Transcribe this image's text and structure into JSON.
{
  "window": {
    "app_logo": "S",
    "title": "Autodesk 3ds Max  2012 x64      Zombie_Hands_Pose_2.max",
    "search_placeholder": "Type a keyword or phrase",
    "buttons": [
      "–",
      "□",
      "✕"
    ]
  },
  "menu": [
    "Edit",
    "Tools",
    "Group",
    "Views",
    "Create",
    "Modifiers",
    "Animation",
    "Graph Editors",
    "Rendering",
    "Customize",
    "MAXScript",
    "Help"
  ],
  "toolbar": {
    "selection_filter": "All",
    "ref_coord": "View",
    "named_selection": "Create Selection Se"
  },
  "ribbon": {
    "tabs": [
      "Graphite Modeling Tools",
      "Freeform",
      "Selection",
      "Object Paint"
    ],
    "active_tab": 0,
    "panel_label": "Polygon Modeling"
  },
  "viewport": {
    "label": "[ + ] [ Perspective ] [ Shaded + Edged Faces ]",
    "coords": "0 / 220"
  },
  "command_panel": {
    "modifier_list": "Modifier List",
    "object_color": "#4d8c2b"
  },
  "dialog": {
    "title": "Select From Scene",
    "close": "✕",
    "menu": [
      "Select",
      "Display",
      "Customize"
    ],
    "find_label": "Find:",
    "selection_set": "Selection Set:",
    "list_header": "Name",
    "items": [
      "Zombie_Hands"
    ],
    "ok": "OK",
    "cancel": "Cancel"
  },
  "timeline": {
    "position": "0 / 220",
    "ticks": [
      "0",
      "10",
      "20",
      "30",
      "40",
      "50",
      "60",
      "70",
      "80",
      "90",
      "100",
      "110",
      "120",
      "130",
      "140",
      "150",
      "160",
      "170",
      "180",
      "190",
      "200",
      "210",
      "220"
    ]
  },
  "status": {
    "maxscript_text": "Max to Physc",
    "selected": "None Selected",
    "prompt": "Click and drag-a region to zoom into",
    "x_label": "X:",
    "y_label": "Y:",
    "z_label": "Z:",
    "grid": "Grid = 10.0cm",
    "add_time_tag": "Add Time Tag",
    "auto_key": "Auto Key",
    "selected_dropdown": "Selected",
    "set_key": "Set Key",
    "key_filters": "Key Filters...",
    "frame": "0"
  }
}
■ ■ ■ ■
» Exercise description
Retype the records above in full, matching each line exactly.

» Answer section
Transcribe this image's text and structure into JSON.
{
  "window": {
    "app_logo": "S",
    "title": "Autodesk 3ds Max  2012 x64      Zombie_Hands_Pose_2.max",
    "search_placeholder": "Type a keyword or phrase",
    "buttons": [
      "–",
      "□",
      "✕"
    ]
  },
  "menu": [
    "Edit",
    "Tools",
    "Group",
    "Views",
    "Create",
    "Modifiers",
    "Animation",
    "Graph Editors",
    "Rendering",
    "Customize",
    "MAXScript",
    "Help"
  ],
  "toolbar": {
    "selection_filter": "All",
    "ref_coord": "View",
    "named_selection": "Create Selection Se"
  },
  "ribbon": {
    "tabs": [
      "Graphite Modeling Tools",
      "Freeform",
      "Selection",
      "Object Paint"
    ],
    "active_tab": 0,
    "panel_label": "Polygon Modeling"
  },
  "viewport": {
    "label": "[ + ] [ Perspective ] [ Shaded + Edged Faces ]",
    "coords": "0 / 220"
  },
  "command_panel": {
    "modifier_list": "Modifier List",
    "object_color": "#4d8c2b"
  },
  "dialog": {
    "title": "Select From Scene",
    "close": "✕",
    "menu": [
      "Select",
      "Display",
      "Customize"
    ],
    "find_label": "Find:",
    "selection_set": "Selection Set:",
    "list_header": "Name",
    "items": [
      "Zombie_Hands"
    ],
    "ok": "OK",
    "cancel": "Cancel"
  },
  "timeline": {
    "position": "0 / 220",
    "ticks": [
      "0",
      "10",
      "20",
      "30",
      "40",
      "50",
      "60",
      "70",
      "80",
      "90",
      "100",
      "110",
      "120",
      "130",
      "140",
      "150",
      "160",
      "170",
      "180",
      "190",
      "200",
      "210",
      "220"
    ]
  },
  "status": {
    "maxscript_text": "Max to Physc",
    "selected": "None Selected",
    "prompt": "Click and drag-a region to zoom into",
    "x_label": "X:",
    "y_label": "Y:",
    "z_label": "Z:",
    "grid": "Grid = 10.0cm",
    "add_time_tag": "Add Time Tag",
    "auto_key": "Auto Key",
    "selected_dropdown": "Selected",
    "set_key": "Set Key",
    "key_filters": "Key Filters...",
    "frame": "0"
  }
}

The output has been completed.